(Data extracted from a collection)
· · · ·
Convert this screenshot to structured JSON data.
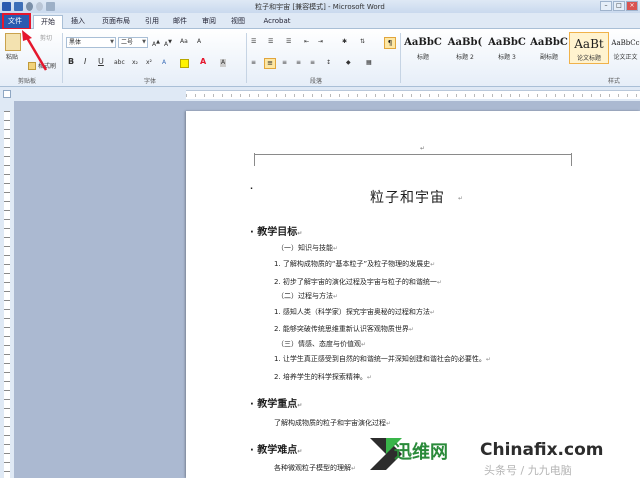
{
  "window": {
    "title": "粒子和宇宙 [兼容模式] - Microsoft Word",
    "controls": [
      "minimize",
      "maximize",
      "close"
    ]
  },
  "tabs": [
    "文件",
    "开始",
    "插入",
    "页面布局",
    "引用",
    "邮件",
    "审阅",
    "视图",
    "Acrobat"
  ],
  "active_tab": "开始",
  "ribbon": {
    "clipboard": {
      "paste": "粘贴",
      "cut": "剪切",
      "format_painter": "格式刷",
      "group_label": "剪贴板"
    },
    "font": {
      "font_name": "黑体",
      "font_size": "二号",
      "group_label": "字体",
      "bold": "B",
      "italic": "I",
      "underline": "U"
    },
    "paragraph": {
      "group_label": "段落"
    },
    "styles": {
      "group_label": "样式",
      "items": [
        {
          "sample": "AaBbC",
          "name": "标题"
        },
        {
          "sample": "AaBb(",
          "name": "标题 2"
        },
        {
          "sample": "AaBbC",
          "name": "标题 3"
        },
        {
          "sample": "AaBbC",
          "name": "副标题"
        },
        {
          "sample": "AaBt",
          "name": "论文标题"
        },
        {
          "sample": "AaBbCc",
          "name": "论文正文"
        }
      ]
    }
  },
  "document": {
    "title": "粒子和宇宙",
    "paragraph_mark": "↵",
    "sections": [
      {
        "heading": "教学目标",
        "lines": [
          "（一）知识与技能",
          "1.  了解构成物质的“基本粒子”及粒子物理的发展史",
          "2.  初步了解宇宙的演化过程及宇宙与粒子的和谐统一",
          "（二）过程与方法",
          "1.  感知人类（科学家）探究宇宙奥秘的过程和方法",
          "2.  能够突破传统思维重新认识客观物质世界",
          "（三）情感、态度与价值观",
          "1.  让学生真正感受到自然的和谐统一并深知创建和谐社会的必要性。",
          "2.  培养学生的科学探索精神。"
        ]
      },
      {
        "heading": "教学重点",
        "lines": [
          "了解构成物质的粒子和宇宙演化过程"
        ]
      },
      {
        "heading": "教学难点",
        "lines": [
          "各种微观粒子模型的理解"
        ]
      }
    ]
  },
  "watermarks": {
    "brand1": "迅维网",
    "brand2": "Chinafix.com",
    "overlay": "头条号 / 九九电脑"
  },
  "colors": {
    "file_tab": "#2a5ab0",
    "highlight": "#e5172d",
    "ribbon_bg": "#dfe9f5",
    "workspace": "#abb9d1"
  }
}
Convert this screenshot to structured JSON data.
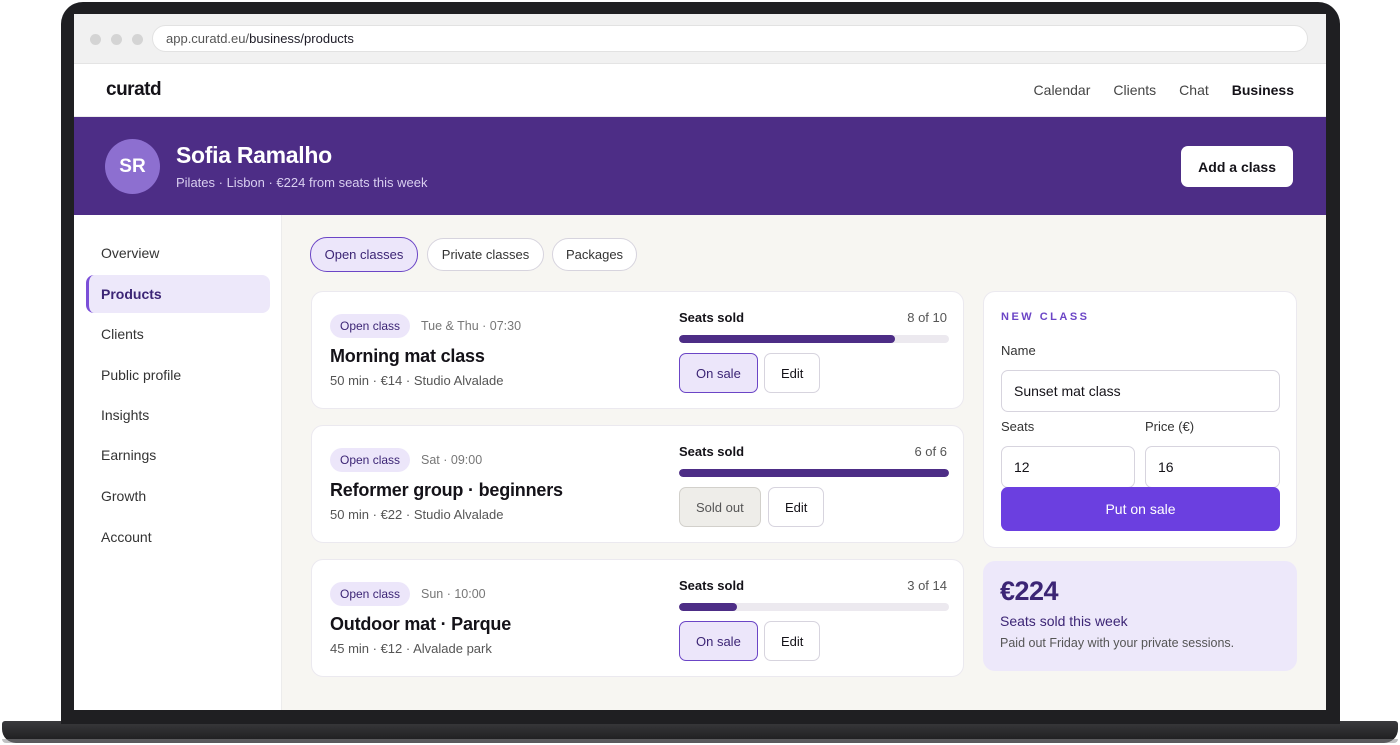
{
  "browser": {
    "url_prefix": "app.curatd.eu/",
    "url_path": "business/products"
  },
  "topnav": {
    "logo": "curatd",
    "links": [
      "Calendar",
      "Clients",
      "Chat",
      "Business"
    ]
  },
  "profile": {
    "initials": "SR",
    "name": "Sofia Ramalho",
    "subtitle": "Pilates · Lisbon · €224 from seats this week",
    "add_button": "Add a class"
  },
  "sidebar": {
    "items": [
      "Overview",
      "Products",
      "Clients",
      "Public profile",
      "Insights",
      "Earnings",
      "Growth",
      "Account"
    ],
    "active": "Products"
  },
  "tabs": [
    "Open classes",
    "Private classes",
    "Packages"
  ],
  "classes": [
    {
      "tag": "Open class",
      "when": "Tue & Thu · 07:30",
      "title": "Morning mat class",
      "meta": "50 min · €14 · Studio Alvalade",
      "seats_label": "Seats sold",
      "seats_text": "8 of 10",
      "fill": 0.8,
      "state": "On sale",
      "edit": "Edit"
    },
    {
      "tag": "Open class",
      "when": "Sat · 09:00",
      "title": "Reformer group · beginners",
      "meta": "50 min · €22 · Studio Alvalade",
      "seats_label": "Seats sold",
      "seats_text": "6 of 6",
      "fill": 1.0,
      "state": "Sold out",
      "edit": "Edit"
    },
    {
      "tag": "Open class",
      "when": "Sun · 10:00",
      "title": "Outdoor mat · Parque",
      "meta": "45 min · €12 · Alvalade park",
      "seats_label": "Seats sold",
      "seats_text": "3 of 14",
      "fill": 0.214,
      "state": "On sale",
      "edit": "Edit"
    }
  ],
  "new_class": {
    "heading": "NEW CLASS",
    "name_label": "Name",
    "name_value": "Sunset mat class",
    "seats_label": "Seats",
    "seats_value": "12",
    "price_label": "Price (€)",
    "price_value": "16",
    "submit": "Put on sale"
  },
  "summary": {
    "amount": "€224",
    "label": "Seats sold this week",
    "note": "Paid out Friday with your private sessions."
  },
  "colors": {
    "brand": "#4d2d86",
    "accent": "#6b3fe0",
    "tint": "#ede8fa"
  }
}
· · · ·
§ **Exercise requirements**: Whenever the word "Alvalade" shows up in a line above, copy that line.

§ **Result for this exercise**:
      "meta": "50 min · €14 · Studio Alvalade",
      "meta": "50 min · €22 · Studio Alvalade",
      "meta": "45 min · €12 · Alvalade park",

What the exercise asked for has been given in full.